However-- I didn't do it, and here's why: it's the "can't" syndrome. I have this problem in relation to treats and things, too. If there's chocolate (or ice cream, or whatever) in the house, I can take it or leave it, and I usually leave it. If I know I don't have any of the thing I want, it's all I think about. Hence, if I couldn't potentially have children, I'd want to, desperately. And that's not what I really want. If I can't be more mature, at least I can recognize it.

So where are we now? Well, we're out of birth control because I can't afford it anymore. But we will not be having any more children. If we did, it would be over my dead body.

3 comments:

Happy0303 said...

I'm sorry to hear about your long and rough journey to motherhood. But you're right, you look at your children and appreciate them that much more. I still get a little sad when I think about the little boy I lost but when I look at my baby girl, I can't imagine life without her.

Scone said...

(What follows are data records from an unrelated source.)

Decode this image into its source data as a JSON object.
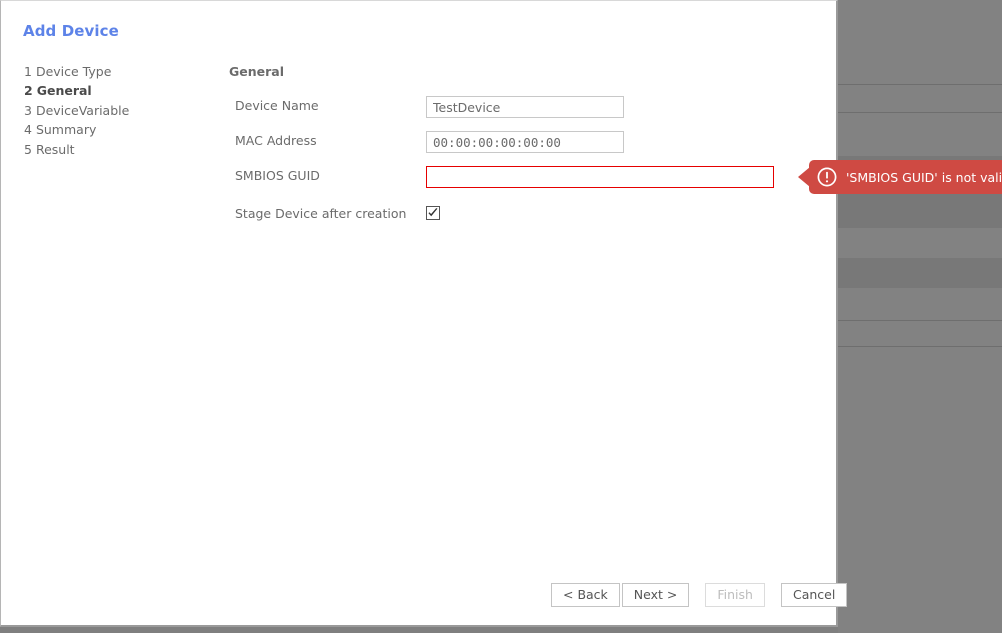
{
  "dialog": {
    "title": "Add Device",
    "section_heading": "General"
  },
  "steps": [
    {
      "num": "1",
      "label": "Device Type",
      "current": false
    },
    {
      "num": "2",
      "label": "General",
      "current": true
    },
    {
      "num": "3",
      "label": "DeviceVariable",
      "current": false
    },
    {
      "num": "4",
      "label": "Summary",
      "current": false
    },
    {
      "num": "5",
      "label": "Result",
      "current": false
    }
  ],
  "fields": {
    "device_name": {
      "label": "Device Name",
      "value": "TestDevice",
      "placeholder": ""
    },
    "mac_address": {
      "label": "MAC Address",
      "value": "00:00:00:00:00:00",
      "placeholder": ""
    },
    "smbios_guid": {
      "label": "SMBIOS GUID",
      "value": "",
      "placeholder": ""
    },
    "stage_device": {
      "label": "Stage Device after creation",
      "checked": true
    }
  },
  "error_tooltip": {
    "message": "'SMBIOS GUID' is not valid.",
    "icon": "exclamation-circle-icon",
    "color": "#cf4a43"
  },
  "buttons": {
    "back": "< Back",
    "next": "Next >",
    "finish": "Finish",
    "cancel": "Cancel"
  },
  "colors": {
    "title": "#5d83e8",
    "error": "#e60000",
    "tooltip": "#cf4a43",
    "backdrop": "#7f7f7f"
  }
}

Thanks, Kailani. And thanks to anyone else who manages to read all this. I don't get to talk about it much with my family because my road to motherhood was the easiest of us three sisters. The youngest had to have one ovary removed in her early twenties, and the other is married to a man who can't have children. Each has one precious little daughter now, which is wonderful, and all the more so after the long hard journeys.

Dorothy said...

Your road has been equally heart-wrenching, Scone. You have sacrificed so much for the love of your precious babies and have experienced equal, if not more heartache, because you actually went through the physical trauma combined with the mental anguish of losing a child and a miscarriage, not to mention the lasting physical affects caused by the pregnancies. Your brand of pain is not less valid than theirs. Your pain is just as real and deserving of sympathy and the caring of your family. **Hugs**